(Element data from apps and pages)
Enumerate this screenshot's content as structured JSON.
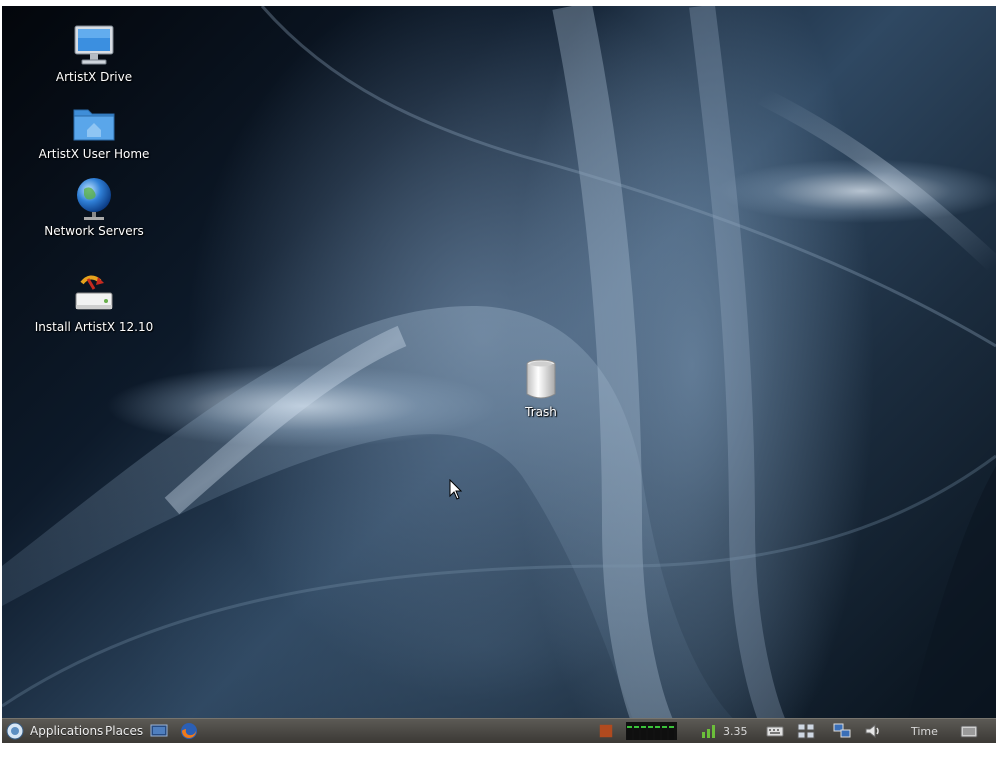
{
  "desktop": {
    "icons": [
      {
        "label": "ArtistX Drive",
        "icon": "computer-drive-icon"
      },
      {
        "label": "ArtistX User Home",
        "icon": "home-folder-icon"
      },
      {
        "label": "Network Servers",
        "icon": "network-globe-icon"
      },
      {
        "label": "Install ArtistX 12.10",
        "icon": "installer-icon"
      },
      {
        "label": "Trash",
        "icon": "trash-icon"
      }
    ]
  },
  "panel": {
    "applications_label": "Applications",
    "places_label": "Places",
    "tray_value": "3.35",
    "time_label": "Time"
  },
  "colors": {
    "panel": "#4a4843",
    "wallpaper_dark": "#0a1421",
    "wallpaper_light": "#7c97b2"
  }
}
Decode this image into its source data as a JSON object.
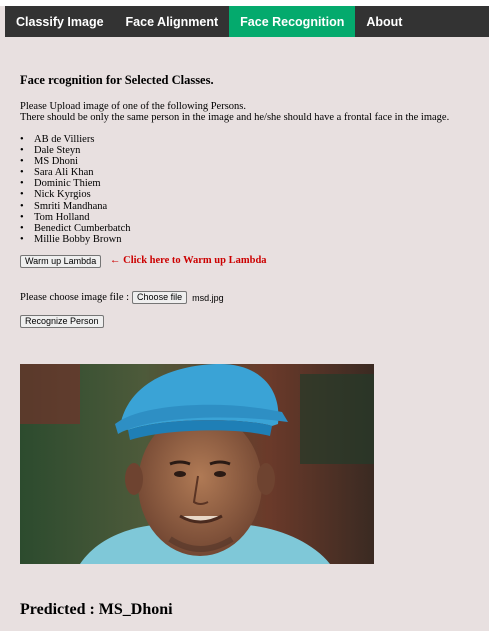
{
  "nav": {
    "items": [
      {
        "label": "Classify Image",
        "active": false
      },
      {
        "label": "Face Alignment",
        "active": false
      },
      {
        "label": "Face Recognition",
        "active": true
      },
      {
        "label": "About",
        "active": false
      }
    ],
    "active_color": "#04aa6d",
    "bar_color": "#333333"
  },
  "page": {
    "heading": "Face rcognition for Selected Classes.",
    "intro_line1": "Please Upload image of one of the following Persons.",
    "intro_line2": "There should be only the same person in the image and he/she should have a frontal face in the image.",
    "persons": [
      "AB de Villiers",
      "Dale Steyn",
      "MS Dhoni",
      "Sara Ali Khan",
      "Dominic Thiem",
      "Nick Kyrgios",
      "Smriti Mandhana",
      "Tom Holland",
      "Benedict Cumberbatch",
      "Millie Bobby Brown"
    ],
    "warm_button": "Warm up Lambda",
    "warm_note": "← Click here to Warm up Lambda",
    "choose_label": "Please choose image file :",
    "choose_button": "Choose file",
    "file_name": "msd.jpg",
    "recognize_button": "Recognize Person",
    "predicted": "Predicted : MS_Dhoni",
    "note_color": "#cc0000",
    "background_color": "#e8e0e0"
  }
}
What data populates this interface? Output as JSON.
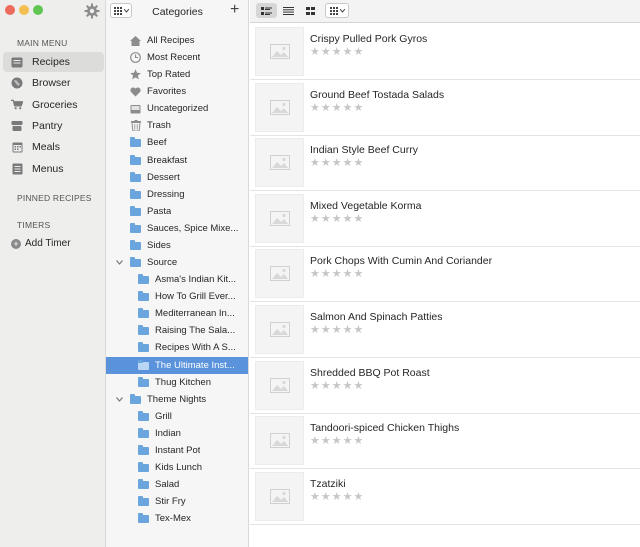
{
  "window": {
    "traffic_lights": [
      {
        "name": "close",
        "color": "#ed6a5e"
      },
      {
        "name": "minimize",
        "color": "#f5bf4f"
      },
      {
        "name": "zoom",
        "color": "#61c554"
      }
    ]
  },
  "sidebar": {
    "main_menu_title": "MAIN MENU",
    "items": [
      {
        "label": "Recipes",
        "icon": "recipes-icon",
        "selected": true
      },
      {
        "label": "Browser",
        "icon": "globe-icon",
        "selected": false
      },
      {
        "label": "Groceries",
        "icon": "cart-icon",
        "selected": false
      },
      {
        "label": "Pantry",
        "icon": "pantry-icon",
        "selected": false
      },
      {
        "label": "Meals",
        "icon": "calendar-icon",
        "selected": false
      },
      {
        "label": "Menus",
        "icon": "menu-icon",
        "selected": false
      }
    ],
    "pinned_title": "PINNED RECIPES",
    "timers_title": "TIMERS",
    "add_timer_label": "Add Timer"
  },
  "categories": {
    "title": "Categories",
    "add_symbol": "+",
    "selection_color": "#5a93dc",
    "rows": [
      {
        "label": "All Recipes",
        "icon": "house-icon",
        "level": 0
      },
      {
        "label": "Most Recent",
        "icon": "clock-icon",
        "level": 0
      },
      {
        "label": "Top Rated",
        "icon": "star-icon",
        "level": 0
      },
      {
        "label": "Favorites",
        "icon": "heart-icon",
        "level": 0
      },
      {
        "label": "Uncategorized",
        "icon": "tray-icon",
        "level": 0
      },
      {
        "label": "Trash",
        "icon": "trash-icon",
        "level": 0
      },
      {
        "label": "Beef",
        "icon": "folder-icon",
        "level": 0
      },
      {
        "label": "Breakfast",
        "icon": "folder-icon",
        "level": 0
      },
      {
        "label": "Dessert",
        "icon": "folder-icon",
        "level": 0
      },
      {
        "label": "Dressing",
        "icon": "folder-icon",
        "level": 0
      },
      {
        "label": "Pasta",
        "icon": "folder-icon",
        "level": 0
      },
      {
        "label": "Sauces, Spice Mixe...",
        "icon": "folder-icon",
        "level": 0
      },
      {
        "label": "Sides",
        "icon": "folder-icon",
        "level": 0
      },
      {
        "label": "Source",
        "icon": "folder-icon",
        "level": 0,
        "expanded": true
      },
      {
        "label": "Asma's Indian Kit...",
        "icon": "folder-icon",
        "level": 1
      },
      {
        "label": "How To Grill Ever...",
        "icon": "folder-icon",
        "level": 1
      },
      {
        "label": "Mediterranean In...",
        "icon": "folder-icon",
        "level": 1
      },
      {
        "label": "Raising The Sala...",
        "icon": "folder-icon",
        "level": 1
      },
      {
        "label": "Recipes With A S...",
        "icon": "folder-icon",
        "level": 1
      },
      {
        "label": "The Ultimate Inst...",
        "icon": "folder-icon",
        "level": 1,
        "selected": true
      },
      {
        "label": "Thug Kitchen",
        "icon": "folder-icon",
        "level": 1
      },
      {
        "label": "Theme Nights",
        "icon": "folder-icon",
        "level": 0,
        "expanded": true
      },
      {
        "label": "Grill",
        "icon": "folder-icon",
        "level": 1
      },
      {
        "label": "Indian",
        "icon": "folder-icon",
        "level": 1
      },
      {
        "label": "Instant Pot",
        "icon": "folder-icon",
        "level": 1
      },
      {
        "label": "Kids Lunch",
        "icon": "folder-icon",
        "level": 1
      },
      {
        "label": "Salad",
        "icon": "folder-icon",
        "level": 1
      },
      {
        "label": "Stir Fry",
        "icon": "folder-icon",
        "level": 1
      },
      {
        "label": "Tex-Mex",
        "icon": "folder-icon",
        "level": 1
      }
    ]
  },
  "toolbar": {
    "view_modes": [
      {
        "name": "list-with-images-view",
        "active": true
      },
      {
        "name": "plain-list-view",
        "active": false
      },
      {
        "name": "grid-view",
        "active": false
      },
      {
        "name": "view-options-dropdown",
        "active": false
      }
    ]
  },
  "recipes": [
    {
      "title": "Crispy Pulled Pork Gyros",
      "rating": 0
    },
    {
      "title": "Ground Beef Tostada Salads",
      "rating": 0
    },
    {
      "title": "Indian Style Beef Curry",
      "rating": 0
    },
    {
      "title": "Mixed Vegetable Korma",
      "rating": 0
    },
    {
      "title": "Pork Chops With Cumin And Coriander",
      "rating": 0
    },
    {
      "title": "Salmon And Spinach Patties",
      "rating": 0
    },
    {
      "title": "Shredded BBQ Pot Roast",
      "rating": 0
    },
    {
      "title": "Tandoori-spiced Chicken Thighs",
      "rating": 0
    },
    {
      "title": "Tzatziki",
      "rating": 0
    }
  ],
  "star_max": 5,
  "star_glyph": "★"
}
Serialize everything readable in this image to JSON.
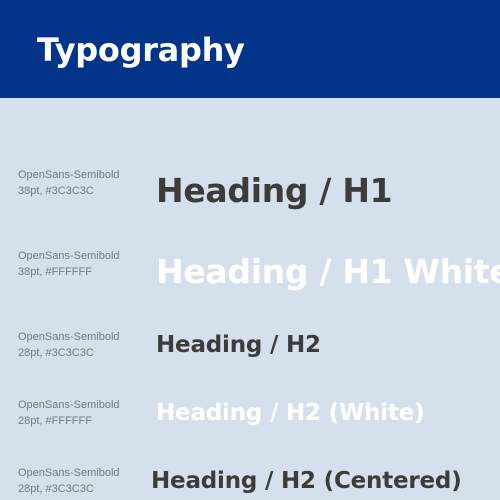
{
  "header": {
    "title": "Typography",
    "background_color": "#02358A"
  },
  "rows": [
    {
      "spec_font": "OpenSans-Semibold",
      "spec_detail": "38pt, #3C3C3C",
      "sample": "Heading / H1",
      "color": "#3C3C3C"
    },
    {
      "spec_font": "OpenSans-Semibold",
      "spec_detail": "38pt, #FFFFFF",
      "sample": "Heading / H1 White",
      "color": "#FFFFFF"
    },
    {
      "spec_font": "OpenSans-Semibold",
      "spec_detail": "28pt, #3C3C3C",
      "sample": "Heading / H2",
      "color": "#3C3C3C"
    },
    {
      "spec_font": "OpenSans-Semibold",
      "spec_detail": "28pt, #FFFFFF",
      "sample": "Heading / H2 (White)",
      "color": "#FFFFFF"
    },
    {
      "spec_font": "OpenSans-Semibold",
      "spec_detail": "28pt, #3C3C3C",
      "sample": "Heading / H2 (Centered)",
      "color": "#3C3C3C"
    }
  ],
  "page": {
    "background_color": "#D5E0EC"
  }
}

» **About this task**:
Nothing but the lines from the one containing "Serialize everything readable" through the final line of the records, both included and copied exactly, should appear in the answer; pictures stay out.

» **Written reply**:
Serialize everything readable in this image to JSON.
{
  "header": {
    "title": "Typography",
    "background_color": "#02358A"
  },
  "rows": [
    {
      "spec_font": "OpenSans-Semibold",
      "spec_detail": "38pt, #3C3C3C",
      "sample": "Heading / H1",
      "color": "#3C3C3C"
    },
    {
      "spec_font": "OpenSans-Semibold",
      "spec_detail": "38pt, #FFFFFF",
      "sample": "Heading / H1 White",
      "color": "#FFFFFF"
    },
    {
      "spec_font": "OpenSans-Semibold",
      "spec_detail": "28pt, #3C3C3C",
      "sample": "Heading / H2",
      "color": "#3C3C3C"
    },
    {
      "spec_font": "OpenSans-Semibold",
      "spec_detail": "28pt, #FFFFFF",
      "sample": "Heading / H2 (White)",
      "color": "#FFFFFF"
    },
    {
      "spec_font": "OpenSans-Semibold",
      "spec_detail": "28pt, #3C3C3C",
      "sample": "Heading / H2 (Centered)",
      "color": "#3C3C3C"
    }
  ],
  "page": {
    "background_color": "#D5E0EC"
  }
}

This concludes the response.